The Bastille, formally known as Bastille Saint-Antoine, was the notorious Parisian prison which is best known for the ‘storming of the Bastille’ which took place on July 14th, 1789 which is now synonymous with the beginning of the French Revolution.
A year later the storming of the Bastille was celebrated by the ‘Fête de la Fédération’ – loosely translated as ‘federation celebrates’. Today France annually celebrates the ‘Fête Nationale’ a national holiday on July 14th. The day is more commonly known outside of France as Bastille Day.
It is commonly asserted that the storming of the Bastille – French for ‘castle’ or ‘stronghold’ by the French peasants was solely to release the prisoners, however the Bastille was also used as a store for the French Army's weapons and as such was an obvious, but less romantic, target.
Today, Bastille Day is marked by a huge military parade on the Champs-Élysées in Paris at which the French President takes the salute. Following the parade, the President traditionally hosts a garden party at his official residence, the Élysée Palace, and then addresses the nation. In the afternoon there is often a political rally at the Place de la Bastille, site of the prison, and in the evening there are a number of organised firework displays. It has to be said that many historians believe that the Storming of the Bastille was more a symbolic act providing a rallying point for the revolution rather than being a real act of defiance of the state. In reality when the Bastille was stormed, there were only a handful of prisoners left in the cells and the Bastille itself was poorly defended by less than 100 soldiers too old for normal service. These ‘invalides’ had been reinforced by 30 grenadiers bringing the total force to just over 100. At the end of July 14, within the Bastille there were a hundred dead protestors and only one defender. The death count of the defenders was to rise once the Bastille had fallen with several soldiers being reported as having been lynched and murdered in the streets.

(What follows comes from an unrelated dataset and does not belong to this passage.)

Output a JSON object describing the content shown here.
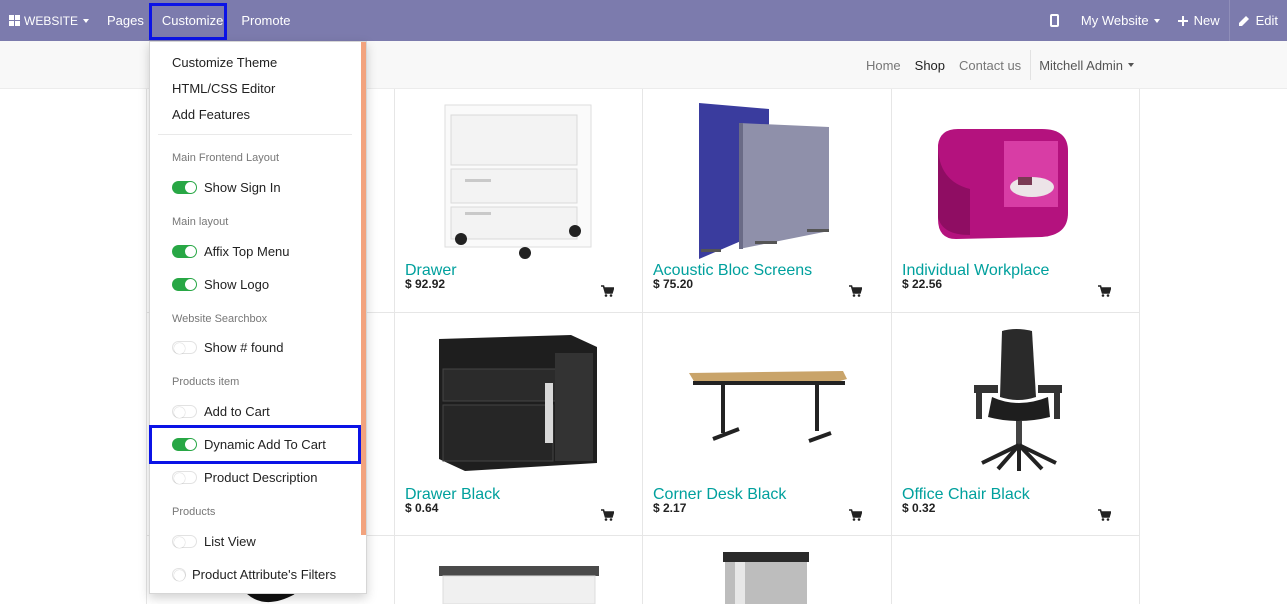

The glorification of the events in Paris of July 14th 1789 is owed primarily to the publication of the work ‘Révolutions de Paris which included many false descriptions of both the actual events and of the number of prisoners actually released.
As we have seen today, Bastille Day is celebrated as any other national holiday that is, as a joyous day of festivities and organised events. Many Parisians organise their own local celebration parties and it's a great time for people to get together. In the UK, there is some growth in the understanding of what the day symbolises – the British love an underdog and there are some low-key and localised celebrations. We have not seen a great demand for Bastille Party products – as yet – but as summers become warmer this trend may change as Bastille Day offers many opportunities for themed fancy dress parties.
Karnival Costumes has a range of French related instant fancy dress sets and hats, all available from stock for immediate dispatch.
Article submitted by: KV Sinclair. Keith Sinclair has over 35 years of business experience and in addition to being a part time University Lecturer on Business Studies, he is CEO of Cavalcade; a group of companies operating in the party sector. Cavalcade operates Karnival-House http://www.karnival-house.co.uk one of the UK's leading internet Fancy Dress Retailers. With massive stocks for immediate dispatch and an ever expanding range, Karnival-House continues to strive simply to offer outstanding service combined with outstanding value.